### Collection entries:
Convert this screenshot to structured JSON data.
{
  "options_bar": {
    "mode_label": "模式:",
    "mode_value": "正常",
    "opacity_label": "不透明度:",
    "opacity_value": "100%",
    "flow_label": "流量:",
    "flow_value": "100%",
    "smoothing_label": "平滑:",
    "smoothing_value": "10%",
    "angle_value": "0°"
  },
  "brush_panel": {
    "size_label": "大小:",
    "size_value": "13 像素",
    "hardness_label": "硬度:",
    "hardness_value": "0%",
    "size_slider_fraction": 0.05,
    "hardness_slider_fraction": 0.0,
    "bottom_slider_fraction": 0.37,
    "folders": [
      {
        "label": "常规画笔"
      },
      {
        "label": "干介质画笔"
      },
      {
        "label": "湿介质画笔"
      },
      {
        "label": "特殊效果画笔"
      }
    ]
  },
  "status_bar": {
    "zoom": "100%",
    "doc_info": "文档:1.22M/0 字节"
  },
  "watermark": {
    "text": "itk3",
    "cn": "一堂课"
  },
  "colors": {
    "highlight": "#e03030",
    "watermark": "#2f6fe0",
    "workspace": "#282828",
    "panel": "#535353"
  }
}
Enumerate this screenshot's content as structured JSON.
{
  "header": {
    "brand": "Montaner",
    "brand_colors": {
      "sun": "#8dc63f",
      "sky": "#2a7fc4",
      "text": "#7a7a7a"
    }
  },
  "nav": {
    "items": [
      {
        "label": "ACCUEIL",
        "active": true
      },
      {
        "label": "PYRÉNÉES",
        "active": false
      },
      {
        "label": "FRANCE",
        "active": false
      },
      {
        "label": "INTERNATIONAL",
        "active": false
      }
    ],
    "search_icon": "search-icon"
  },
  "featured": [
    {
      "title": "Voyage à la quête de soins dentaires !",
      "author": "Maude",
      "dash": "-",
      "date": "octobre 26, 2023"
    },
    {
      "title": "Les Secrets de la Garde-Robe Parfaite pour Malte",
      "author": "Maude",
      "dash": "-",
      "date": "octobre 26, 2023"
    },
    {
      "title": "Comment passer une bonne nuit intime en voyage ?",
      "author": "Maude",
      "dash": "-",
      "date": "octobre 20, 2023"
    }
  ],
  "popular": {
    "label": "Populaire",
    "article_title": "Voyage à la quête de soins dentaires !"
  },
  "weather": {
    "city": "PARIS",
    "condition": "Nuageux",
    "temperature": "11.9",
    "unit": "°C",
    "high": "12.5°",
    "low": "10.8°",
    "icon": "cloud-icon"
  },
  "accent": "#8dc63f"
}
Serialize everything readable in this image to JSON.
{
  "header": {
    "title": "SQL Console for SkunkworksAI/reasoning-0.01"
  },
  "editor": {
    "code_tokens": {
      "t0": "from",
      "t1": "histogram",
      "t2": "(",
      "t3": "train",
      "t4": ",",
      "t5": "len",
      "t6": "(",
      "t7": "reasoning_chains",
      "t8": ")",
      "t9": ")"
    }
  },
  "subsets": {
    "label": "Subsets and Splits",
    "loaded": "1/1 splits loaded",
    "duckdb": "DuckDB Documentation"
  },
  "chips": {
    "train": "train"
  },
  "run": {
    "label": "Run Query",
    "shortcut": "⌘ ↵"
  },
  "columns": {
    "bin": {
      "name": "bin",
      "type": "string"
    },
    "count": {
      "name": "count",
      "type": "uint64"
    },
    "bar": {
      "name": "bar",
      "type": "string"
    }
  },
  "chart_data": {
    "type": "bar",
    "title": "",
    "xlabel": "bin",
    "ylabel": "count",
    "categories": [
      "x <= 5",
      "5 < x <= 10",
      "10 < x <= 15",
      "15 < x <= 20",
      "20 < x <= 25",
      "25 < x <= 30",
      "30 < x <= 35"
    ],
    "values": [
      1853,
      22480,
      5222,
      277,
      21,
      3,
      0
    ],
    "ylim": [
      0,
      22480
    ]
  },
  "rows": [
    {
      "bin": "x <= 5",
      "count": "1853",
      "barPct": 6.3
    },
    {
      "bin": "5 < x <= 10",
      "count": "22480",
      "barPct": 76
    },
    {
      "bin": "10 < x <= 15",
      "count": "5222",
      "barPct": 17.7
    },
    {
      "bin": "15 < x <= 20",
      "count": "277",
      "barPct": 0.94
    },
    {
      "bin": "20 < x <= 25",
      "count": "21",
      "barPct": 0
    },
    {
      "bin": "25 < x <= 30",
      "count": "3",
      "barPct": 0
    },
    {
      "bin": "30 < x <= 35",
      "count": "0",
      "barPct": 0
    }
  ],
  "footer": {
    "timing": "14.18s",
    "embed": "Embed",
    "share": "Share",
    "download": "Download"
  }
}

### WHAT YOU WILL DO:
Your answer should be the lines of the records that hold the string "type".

### ANSWER AREA:
      "type": "string"
      "type": "uint64"
      "type": "string"
    "type": "bar",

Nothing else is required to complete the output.